Humphrey Bogart is my kinda guy.
First of all, he was a fellow Episcopalian which I didn’t know until about 20 seconds ago but it doesn’t surprise me. No one can have THAT much style and THAT damaged a liver and NOT be a member of the Anglican Communion.
Secondly, he liked strong, straight-talking women which isn’t really a surprise either, since his illustrator mother was a committed suffragist and the main breadwinner in his family.
So we all know he and the much-younger (and dead fabulous) Lauren Bacall after they fell in love on the set of “To Have and Have Not” in 1944, BUT did you know Our Lady of the Scotch Soaked Voice was nineteen, NINETEEN, when she taught Bogie how to blow in To Have and Have Not in 1944?
(btw, do we know who “discovered” Lauren Bacall? Louise Dahl-Wolfe and my very own heroine, Diana Vreeland)
Which isn’t to say Bogie wasn’t occasionally swayed by body parts other than a sharp tongue:
My favorite Bogart movie is, by far, The Big Sleep.
It has all the darkness of The Maltese Falcon (my second favorite Bogie picture, also directed by John Huston) plus better roles for women.
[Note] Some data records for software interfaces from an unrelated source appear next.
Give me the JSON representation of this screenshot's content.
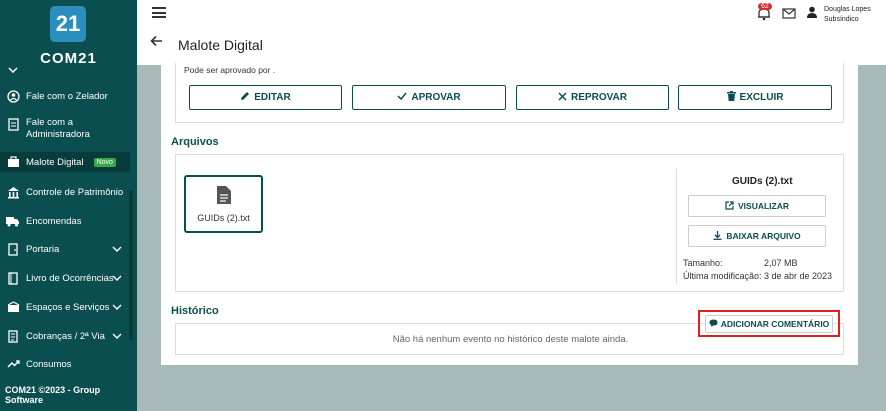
{
  "app": {
    "logo_number": "21",
    "logo_name": "COM21",
    "footer": "COM21 ©2023 - Group Software"
  },
  "sidebar": {
    "items": [
      {
        "label": "Fale com o Zelador"
      },
      {
        "label": "Fale com a Administradora"
      },
      {
        "label": "Malote Digital",
        "badge": "Novo"
      },
      {
        "label": "Controle de Patrimônio"
      },
      {
        "label": "Encomendas"
      },
      {
        "label": "Portaria"
      },
      {
        "label": "Livro de Ocorrências"
      },
      {
        "label": "Espaços e Serviços"
      },
      {
        "label": "Cobranças / 2ª Via"
      },
      {
        "label": "Consumos"
      }
    ]
  },
  "header": {
    "title": "Malote Digital",
    "notification_count": "62",
    "user_name": "Douglas Lopes",
    "user_role": "Subsíndico"
  },
  "approval": {
    "text": "Pode ser aprovado por .",
    "buttons": {
      "edit": "EDITAR",
      "approve": "APROVAR",
      "reject": "REPROVAR",
      "delete": "EXCLUIR"
    }
  },
  "files": {
    "section_title": "Arquivos",
    "file_name": "GUIDs (2).txt",
    "detail_title": "GUIDs (2).txt",
    "view_button": "VISUALIZAR",
    "download_button": "BAIXAR ARQUIVO",
    "size_label": "Tamanho:",
    "size_value": "2,07 MB",
    "modified_label": "Última modificação:",
    "modified_value": "3 de abr de 2023"
  },
  "history": {
    "section_title": "Histórico",
    "empty_text": "Não há nenhum evento no histórico deste malote ainda.",
    "add_comment_button": "ADICIONAR COMENTÁRIO"
  },
  "colors": {
    "sidebar_bg": "#0b4e4f",
    "accent": "#0b4e4f",
    "badge_green": "#37a94a",
    "highlight_red": "#e0201c",
    "notification_red": "#d32f2f"
  }
}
Of course it probably comes down to whether you’re a Raymond Chandler or a Dashiell Hammett kinda girl (I am the former, even though I adore The Thin Man like all right-thinking people do).
So cool. Don’t smoke, but if you HAVE to smoke, smoke like this.
And do we even have to talk about how he wore a trenchcoat better than anyone else on earth, with the possible exception of Katharine Hepburn in Woman of the Year?
No friends, we do not.
Of course his most famous film is Casablanca, often considered THE great film of Hollywood’s golden age, if you haven’t seen it, you must. In fact you really need to see all the flicks mentioned here. Casablanca‘s not my favorite film. My grandmother looks too much like Ingrid Bergman so I’m always waiting for Ilsa to turn to the camera, tell me to sit up straight, lose weight and enumerate the ways I disappoint her.
This is about the only time I find a shawl collar on a dinner jacket even remotely palatable. I know there’s nothing wrong with them per se, but I like a peaked lapel. Somehow on Bogie it just works.
One of his last great films, and the one for which he won his only Oscar, was The African Queen. Filmed in 1952 and one of his only color pictures, he and Hepburn The Greater made one of the great odd couples in cinematic history. You’d think since I’m a church-going woman I’d identify more with The Hep’s straightlaced missionary, but there’s just something about Bogie that strikes a familiar chord.
Maybe it’s the hat.